Dataset rows describing interfaces:
========================================

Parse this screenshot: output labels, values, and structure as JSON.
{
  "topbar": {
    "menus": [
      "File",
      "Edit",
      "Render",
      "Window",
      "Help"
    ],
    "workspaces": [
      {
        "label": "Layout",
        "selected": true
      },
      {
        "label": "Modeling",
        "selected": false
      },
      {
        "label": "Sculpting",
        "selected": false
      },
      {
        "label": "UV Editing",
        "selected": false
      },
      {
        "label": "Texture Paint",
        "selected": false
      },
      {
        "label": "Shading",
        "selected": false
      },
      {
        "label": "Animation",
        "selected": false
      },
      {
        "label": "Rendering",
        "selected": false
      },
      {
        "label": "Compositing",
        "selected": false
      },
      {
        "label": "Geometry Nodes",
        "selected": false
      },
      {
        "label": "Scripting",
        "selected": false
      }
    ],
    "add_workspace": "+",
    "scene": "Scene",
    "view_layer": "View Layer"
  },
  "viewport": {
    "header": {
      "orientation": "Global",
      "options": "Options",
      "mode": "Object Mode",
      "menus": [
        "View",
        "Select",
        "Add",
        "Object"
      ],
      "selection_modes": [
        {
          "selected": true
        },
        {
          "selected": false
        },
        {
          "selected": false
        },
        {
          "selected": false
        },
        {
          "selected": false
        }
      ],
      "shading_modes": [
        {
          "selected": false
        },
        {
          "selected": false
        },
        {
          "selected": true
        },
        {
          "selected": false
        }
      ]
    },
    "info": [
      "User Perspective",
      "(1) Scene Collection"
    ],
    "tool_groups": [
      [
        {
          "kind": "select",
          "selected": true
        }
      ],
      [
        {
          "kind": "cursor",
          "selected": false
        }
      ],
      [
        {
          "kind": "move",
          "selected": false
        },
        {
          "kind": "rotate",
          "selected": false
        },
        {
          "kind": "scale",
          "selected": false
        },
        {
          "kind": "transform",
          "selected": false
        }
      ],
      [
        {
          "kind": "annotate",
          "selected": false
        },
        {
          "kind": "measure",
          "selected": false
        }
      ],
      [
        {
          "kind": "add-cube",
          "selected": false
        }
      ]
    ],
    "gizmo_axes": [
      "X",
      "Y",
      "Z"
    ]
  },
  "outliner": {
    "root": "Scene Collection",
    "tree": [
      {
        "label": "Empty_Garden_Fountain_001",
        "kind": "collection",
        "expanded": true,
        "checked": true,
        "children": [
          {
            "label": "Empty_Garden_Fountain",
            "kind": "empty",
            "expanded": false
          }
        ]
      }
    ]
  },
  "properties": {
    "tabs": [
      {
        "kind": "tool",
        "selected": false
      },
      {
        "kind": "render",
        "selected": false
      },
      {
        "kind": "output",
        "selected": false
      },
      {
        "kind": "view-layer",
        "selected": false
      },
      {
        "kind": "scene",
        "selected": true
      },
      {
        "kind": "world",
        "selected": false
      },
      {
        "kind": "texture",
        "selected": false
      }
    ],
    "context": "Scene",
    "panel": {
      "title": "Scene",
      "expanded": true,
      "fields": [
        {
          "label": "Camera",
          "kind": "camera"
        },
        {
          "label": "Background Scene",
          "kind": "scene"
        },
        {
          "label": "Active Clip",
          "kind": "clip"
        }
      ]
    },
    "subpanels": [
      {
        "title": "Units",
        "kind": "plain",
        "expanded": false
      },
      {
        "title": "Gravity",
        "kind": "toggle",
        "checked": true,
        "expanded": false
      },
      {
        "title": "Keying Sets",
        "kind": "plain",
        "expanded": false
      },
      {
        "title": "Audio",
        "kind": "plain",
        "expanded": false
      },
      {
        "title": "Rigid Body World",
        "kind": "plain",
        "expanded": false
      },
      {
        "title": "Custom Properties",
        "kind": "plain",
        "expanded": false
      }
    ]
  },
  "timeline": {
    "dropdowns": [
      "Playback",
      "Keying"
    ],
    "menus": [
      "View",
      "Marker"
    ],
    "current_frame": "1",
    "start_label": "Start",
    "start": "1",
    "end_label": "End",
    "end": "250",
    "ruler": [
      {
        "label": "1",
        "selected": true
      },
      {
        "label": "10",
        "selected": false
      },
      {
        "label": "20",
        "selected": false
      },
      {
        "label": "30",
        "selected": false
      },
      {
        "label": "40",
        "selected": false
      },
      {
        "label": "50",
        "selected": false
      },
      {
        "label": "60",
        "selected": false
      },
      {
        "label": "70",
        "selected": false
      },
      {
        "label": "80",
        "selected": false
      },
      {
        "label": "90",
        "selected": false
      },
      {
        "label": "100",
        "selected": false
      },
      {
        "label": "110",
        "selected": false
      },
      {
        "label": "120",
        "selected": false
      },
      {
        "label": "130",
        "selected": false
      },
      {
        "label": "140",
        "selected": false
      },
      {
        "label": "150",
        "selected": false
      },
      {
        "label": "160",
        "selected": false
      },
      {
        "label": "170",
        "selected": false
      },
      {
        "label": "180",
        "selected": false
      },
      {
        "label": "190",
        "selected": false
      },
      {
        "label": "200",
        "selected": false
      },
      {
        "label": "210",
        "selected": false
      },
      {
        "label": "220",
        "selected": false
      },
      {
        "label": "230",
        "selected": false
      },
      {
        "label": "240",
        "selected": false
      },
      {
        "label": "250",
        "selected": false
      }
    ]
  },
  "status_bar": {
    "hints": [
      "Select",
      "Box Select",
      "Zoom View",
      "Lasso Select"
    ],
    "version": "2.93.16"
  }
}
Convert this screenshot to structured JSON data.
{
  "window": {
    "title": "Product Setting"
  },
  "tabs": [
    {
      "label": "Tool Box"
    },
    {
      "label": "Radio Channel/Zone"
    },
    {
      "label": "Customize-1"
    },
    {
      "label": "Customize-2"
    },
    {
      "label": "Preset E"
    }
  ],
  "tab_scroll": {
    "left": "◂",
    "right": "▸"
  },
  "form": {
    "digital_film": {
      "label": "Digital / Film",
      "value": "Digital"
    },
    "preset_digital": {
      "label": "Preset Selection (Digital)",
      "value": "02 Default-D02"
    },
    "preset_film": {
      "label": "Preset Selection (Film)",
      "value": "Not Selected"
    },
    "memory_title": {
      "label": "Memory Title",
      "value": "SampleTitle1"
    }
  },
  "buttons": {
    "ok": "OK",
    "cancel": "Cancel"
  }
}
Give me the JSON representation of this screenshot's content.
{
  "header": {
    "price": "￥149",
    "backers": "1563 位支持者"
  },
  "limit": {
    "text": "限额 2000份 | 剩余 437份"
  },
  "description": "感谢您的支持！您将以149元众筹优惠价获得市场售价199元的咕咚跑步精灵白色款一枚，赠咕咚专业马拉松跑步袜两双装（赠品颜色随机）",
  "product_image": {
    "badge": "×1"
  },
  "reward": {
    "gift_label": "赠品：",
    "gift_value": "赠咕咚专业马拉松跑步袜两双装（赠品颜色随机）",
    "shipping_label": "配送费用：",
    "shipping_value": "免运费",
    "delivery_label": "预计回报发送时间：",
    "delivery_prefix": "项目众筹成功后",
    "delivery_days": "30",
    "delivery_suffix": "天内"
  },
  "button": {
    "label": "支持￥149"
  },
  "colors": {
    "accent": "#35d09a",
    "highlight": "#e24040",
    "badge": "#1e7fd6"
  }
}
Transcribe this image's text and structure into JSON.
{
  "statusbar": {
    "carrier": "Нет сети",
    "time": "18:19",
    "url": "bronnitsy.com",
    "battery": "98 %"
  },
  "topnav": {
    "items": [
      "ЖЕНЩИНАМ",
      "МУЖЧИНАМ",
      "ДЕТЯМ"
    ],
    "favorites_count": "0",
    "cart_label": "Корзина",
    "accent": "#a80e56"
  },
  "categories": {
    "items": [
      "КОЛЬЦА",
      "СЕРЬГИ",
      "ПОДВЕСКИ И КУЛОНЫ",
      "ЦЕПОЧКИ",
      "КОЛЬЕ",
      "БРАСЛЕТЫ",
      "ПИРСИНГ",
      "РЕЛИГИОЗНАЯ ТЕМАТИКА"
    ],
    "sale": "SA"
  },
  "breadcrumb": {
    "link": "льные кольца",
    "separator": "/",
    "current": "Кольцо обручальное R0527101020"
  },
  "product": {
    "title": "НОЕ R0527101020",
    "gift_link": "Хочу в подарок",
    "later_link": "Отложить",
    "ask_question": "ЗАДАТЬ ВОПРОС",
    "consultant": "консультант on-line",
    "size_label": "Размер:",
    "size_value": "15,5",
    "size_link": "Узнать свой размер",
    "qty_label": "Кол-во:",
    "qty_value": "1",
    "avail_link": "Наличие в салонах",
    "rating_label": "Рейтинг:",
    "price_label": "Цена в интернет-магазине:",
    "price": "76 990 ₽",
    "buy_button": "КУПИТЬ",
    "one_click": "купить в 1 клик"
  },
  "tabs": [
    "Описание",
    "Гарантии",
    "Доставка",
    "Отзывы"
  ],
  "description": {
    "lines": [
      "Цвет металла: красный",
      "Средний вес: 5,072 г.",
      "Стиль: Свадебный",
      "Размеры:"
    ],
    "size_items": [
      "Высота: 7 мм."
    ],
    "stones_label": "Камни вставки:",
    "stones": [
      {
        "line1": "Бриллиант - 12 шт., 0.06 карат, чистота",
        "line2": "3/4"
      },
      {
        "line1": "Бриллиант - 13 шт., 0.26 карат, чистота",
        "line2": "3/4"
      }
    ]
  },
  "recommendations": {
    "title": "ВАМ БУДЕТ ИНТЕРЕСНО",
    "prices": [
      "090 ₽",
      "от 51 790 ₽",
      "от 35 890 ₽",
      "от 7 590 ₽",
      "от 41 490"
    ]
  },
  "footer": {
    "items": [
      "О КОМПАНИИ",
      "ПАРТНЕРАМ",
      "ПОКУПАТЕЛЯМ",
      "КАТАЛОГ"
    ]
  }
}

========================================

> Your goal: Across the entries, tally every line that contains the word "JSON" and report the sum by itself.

> Solution to this task: 4